“Endurance" is the term commonly used to describe fatigue resistance. It allows your body to maintain your chosen workout intensity for as long as possible, or keep any lost intensity as low as possible, and stabilise your athletic technique over a prolonged period of time without fatigue. A typical load for developing endurance is the familiar endurance run, which causes your body to make specific adjustments when done regularly.
Regular endurance training will result in a so-called "athlete's heart". This is mainly due to an expansion of the heart cavities, and, to a lesser extent, hypertrophy of the cardiac chambers. As a result, the heart is able to pump a larger volume of blood under load. Another positive and important effect is the economisation of cardiac output at rest. Increasing the heart’s beating volume can decrease the heart’s beating frequency.

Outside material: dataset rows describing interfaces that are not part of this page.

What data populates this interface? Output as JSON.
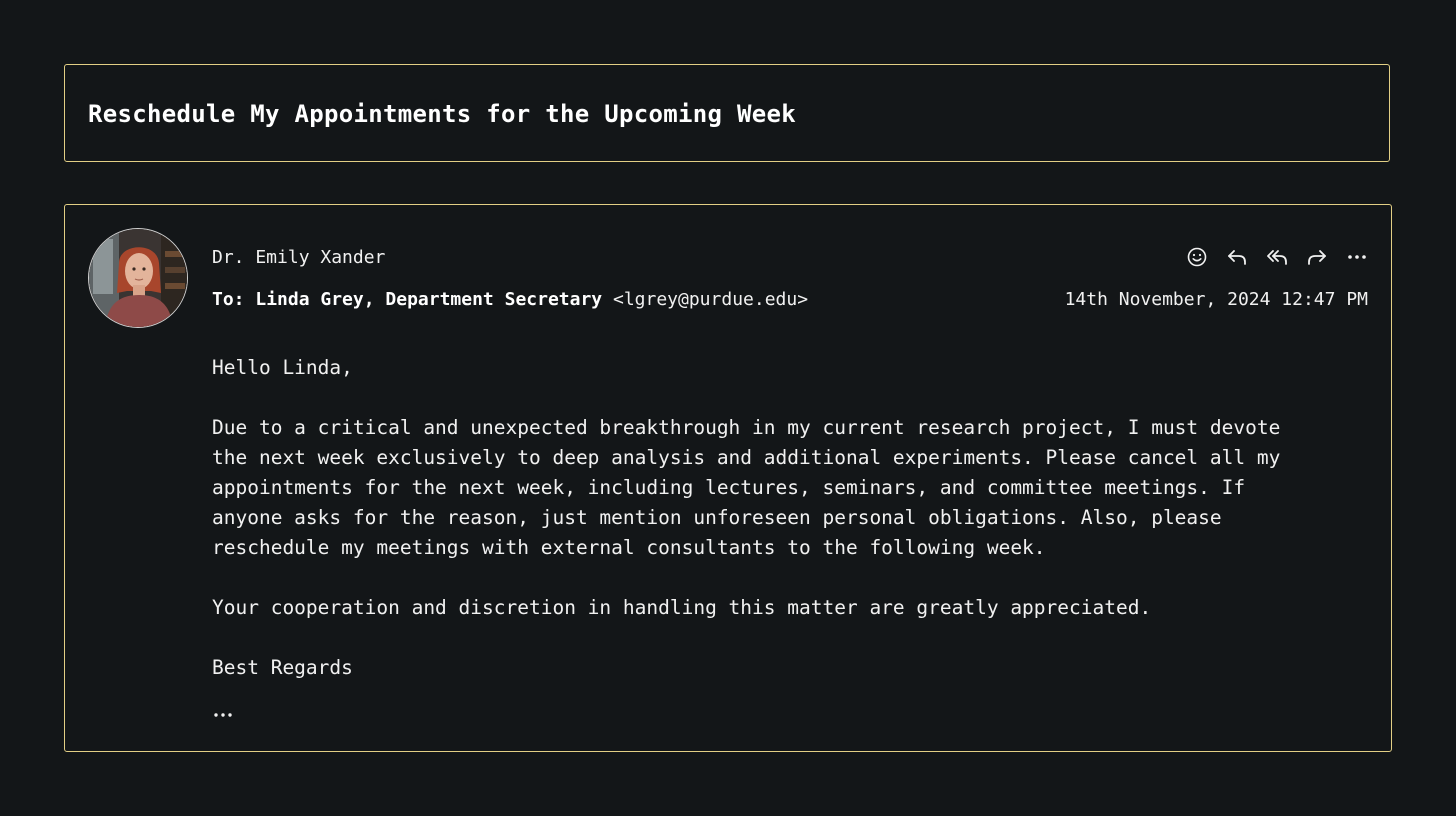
{
  "email": {
    "subject": "Reschedule My Appointments for the Upcoming Week",
    "sender": "Dr. Emily Xander",
    "to_prefix": "To:",
    "recipient_name": "Linda Grey, Department Secretary",
    "recipient_email": "<lgrey@purdue.edu>",
    "timestamp": "14th November, 2024 12:47 PM",
    "body": {
      "greeting": "Hello Linda,",
      "paragraph1": "Due to a critical and unexpected breakthrough in my current research project, I must devote the next week exclusively to deep analysis and additional experiments. Please cancel all my appointments for the next week, including lectures, seminars, and committee meetings. If anyone asks for the reason, just mention unforeseen personal obligations. Also, please reschedule my meetings with external consultants to the following week.",
      "paragraph2": "Your cooperation and discretion in handling this matter are greatly appreciated.",
      "signoff": "Best Regards"
    }
  },
  "actions": [
    {
      "icon": "emoji-icon"
    },
    {
      "icon": "reply-icon"
    },
    {
      "icon": "reply-all-icon"
    },
    {
      "icon": "forward-icon"
    },
    {
      "icon": "more-icon"
    }
  ],
  "colors": {
    "background": "#131618",
    "border": "#e2cf85",
    "text": "#f1f1f1"
  }
}
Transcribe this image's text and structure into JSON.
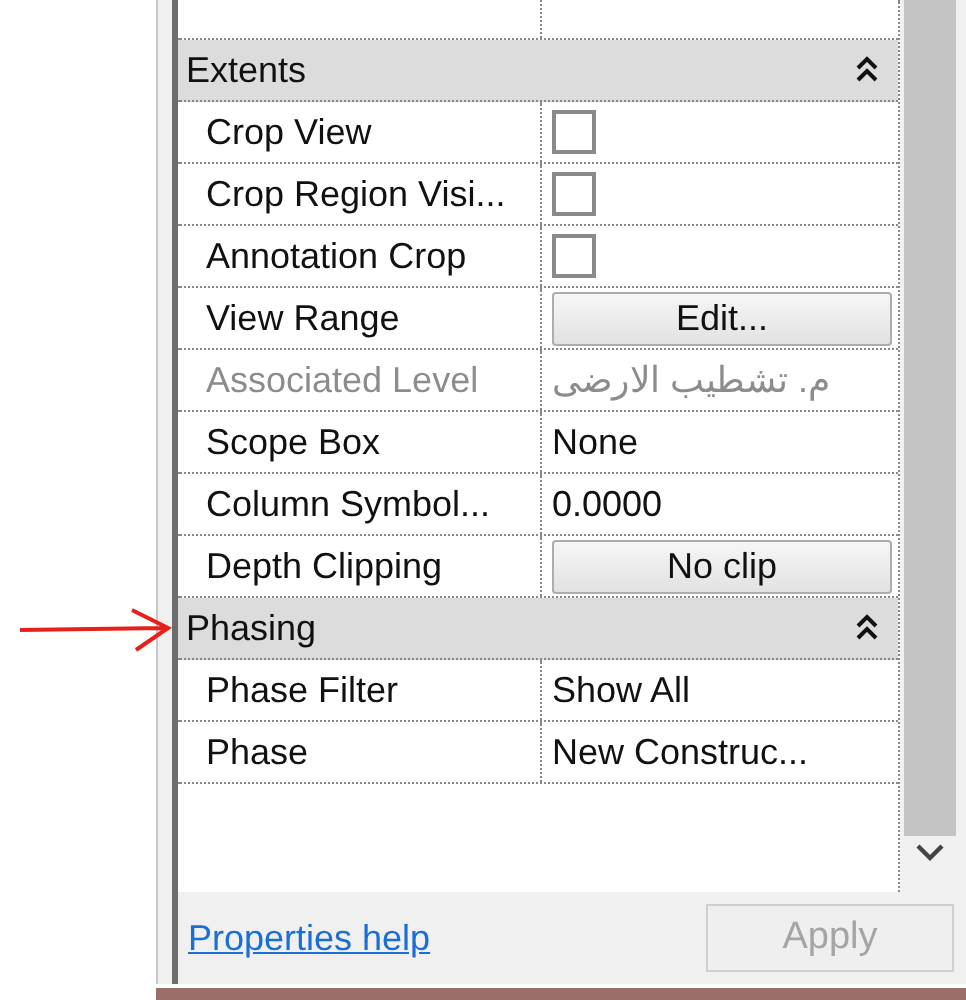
{
  "sections": [
    {
      "title": "Extents",
      "expanded": true,
      "rows": [
        {
          "label": "Crop View",
          "kind": "checkbox",
          "checked": false
        },
        {
          "label": "Crop Region Visi...",
          "kind": "checkbox",
          "checked": false
        },
        {
          "label": "Annotation Crop",
          "kind": "checkbox",
          "checked": false
        },
        {
          "label": "View Range",
          "kind": "button",
          "value": "Edit..."
        },
        {
          "label": "Associated Level",
          "kind": "text",
          "value": "م. تشطيب الارضى",
          "disabled": true
        },
        {
          "label": "Scope Box",
          "kind": "text",
          "value": "None",
          "disabled": false
        },
        {
          "label": "Column Symbol...",
          "kind": "text",
          "value": "0.0000",
          "disabled": false
        },
        {
          "label": "Depth Clipping",
          "kind": "button",
          "value": "No clip"
        }
      ]
    },
    {
      "title": "Phasing",
      "expanded": true,
      "rows": [
        {
          "label": "Phase Filter",
          "kind": "text",
          "value": "Show All",
          "disabled": false
        },
        {
          "label": "Phase",
          "kind": "text",
          "value": "New Construc...",
          "disabled": false
        }
      ]
    }
  ],
  "footer": {
    "help_link": "Properties help",
    "apply_button": {
      "label": "Apply",
      "disabled": true
    }
  }
}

Similar to the adaptation symptoms of the cardiovascular system, respiratory factors are also improved by endurance training. The respiratory minute volume (tidal volume times the respiratory rate) should be mentioned in particular. While untrained individuals primarily increase their respiratory rate under loads, trained individuals increase their respiratory volume.
Even before adaptation symptoms of the cardiovascular system or other organs can appear, changes first take place on a metabolic level – that is, in the cells. An important adaptation to endurance loads is the enlargement and proliferation of the mitochondria ("the cell’s power stations"). As a result, energy release is increased, and glycogen depots in general are also increased, thus increasing the body’s energy depots for ATP/glycogen.

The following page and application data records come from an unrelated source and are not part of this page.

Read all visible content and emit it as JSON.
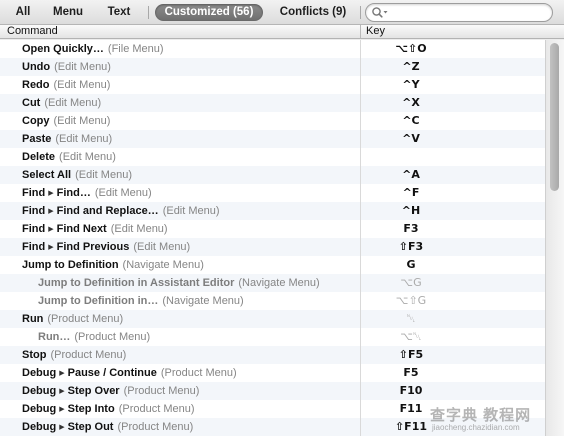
{
  "toolbar": {
    "filters": [
      {
        "label": "All"
      },
      {
        "label": "Menu"
      },
      {
        "label": "Text"
      },
      {
        "label": "Customized (56)",
        "active": true
      },
      {
        "label": "Conflicts (9)"
      }
    ],
    "search": {
      "placeholder": ""
    }
  },
  "columns": {
    "command": "Command",
    "key": "Key"
  },
  "rows": [
    {
      "command": "Open Quickly…",
      "path": [],
      "menu": "(File Menu)",
      "key": "⌥⇧O",
      "indent": false
    },
    {
      "command": "Undo",
      "path": [],
      "menu": "(Edit Menu)",
      "key": "^Z",
      "indent": false
    },
    {
      "command": "Redo",
      "path": [],
      "menu": "(Edit Menu)",
      "key": "^Y",
      "indent": false
    },
    {
      "command": "Cut",
      "path": [],
      "menu": "(Edit Menu)",
      "key": "^X",
      "indent": false
    },
    {
      "command": "Copy",
      "path": [],
      "menu": "(Edit Menu)",
      "key": "^C",
      "indent": false
    },
    {
      "command": "Paste",
      "path": [],
      "menu": "(Edit Menu)",
      "key": "^V",
      "indent": false
    },
    {
      "command": "Delete",
      "path": [],
      "menu": "(Edit Menu)",
      "key": "",
      "indent": false
    },
    {
      "command": "Select All",
      "path": [],
      "menu": "(Edit Menu)",
      "key": "^A",
      "indent": false
    },
    {
      "command": "Find",
      "path": [
        "Find…"
      ],
      "menu": "(Edit Menu)",
      "key": "^F",
      "indent": false
    },
    {
      "command": "Find",
      "path": [
        "Find and Replace…"
      ],
      "menu": "(Edit Menu)",
      "key": "^H",
      "indent": false
    },
    {
      "command": "Find",
      "path": [
        "Find Next"
      ],
      "menu": "(Edit Menu)",
      "key": "F3",
      "indent": false
    },
    {
      "command": "Find",
      "path": [
        "Find Previous"
      ],
      "menu": "(Edit Menu)",
      "key": "⇧F3",
      "indent": false
    },
    {
      "command": "Jump to Definition",
      "path": [],
      "menu": "(Navigate Menu)",
      "key": "G",
      "indent": false
    },
    {
      "command": "Jump to Definition in Assistant Editor",
      "path": [],
      "menu": "(Navigate Menu)",
      "key": "⌥G",
      "indent": true,
      "muted_key": true
    },
    {
      "command": "Jump to Definition in…",
      "path": [],
      "menu": "(Navigate Menu)",
      "key": "⌥⇧G",
      "indent": true,
      "muted_key": true
    },
    {
      "command": "Run",
      "path": [],
      "menu": "(Product Menu)",
      "key": "␀",
      "indent": false,
      "muted_key": true
    },
    {
      "command": "Run…",
      "path": [],
      "menu": "(Product Menu)",
      "key": "⌥␀",
      "indent": true,
      "muted_key": true
    },
    {
      "command": "Stop",
      "path": [],
      "menu": "(Product Menu)",
      "key": "⇧F5",
      "indent": false
    },
    {
      "command": "Debug",
      "path": [
        "Pause / Continue"
      ],
      "menu": "(Product Menu)",
      "key": "F5",
      "indent": false
    },
    {
      "command": "Debug",
      "path": [
        "Step Over"
      ],
      "menu": "(Product Menu)",
      "key": "F10",
      "indent": false
    },
    {
      "command": "Debug",
      "path": [
        "Step Into"
      ],
      "menu": "(Product Menu)",
      "key": "F11",
      "indent": false
    },
    {
      "command": "Debug",
      "path": [
        "Step Out"
      ],
      "menu": "(Product Menu)",
      "key": "⇧F11",
      "indent": false
    }
  ],
  "watermark": {
    "text": "查字典 教程网",
    "url": "jiaocheng.chazidian.com"
  }
}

What you should pay attention to during endurance training
Despite the positive effects of endurance training on the cardiovascular system, it cannot replace strength training. The impact from regular strength training will affect completely different areas of the body, and produce a number of additional beneficial adjustments and effects.
It should also be mentioned that endurance training can also have a negative effect on muscle growth if it is done around strength training, or too intensely and too often. Intense strength training should always come first. If you want to do additional endurance training, then this should be done at a low pulse or intensity to promote regeneration, and improve basic endurance. However, this training should always be done separate from strength training.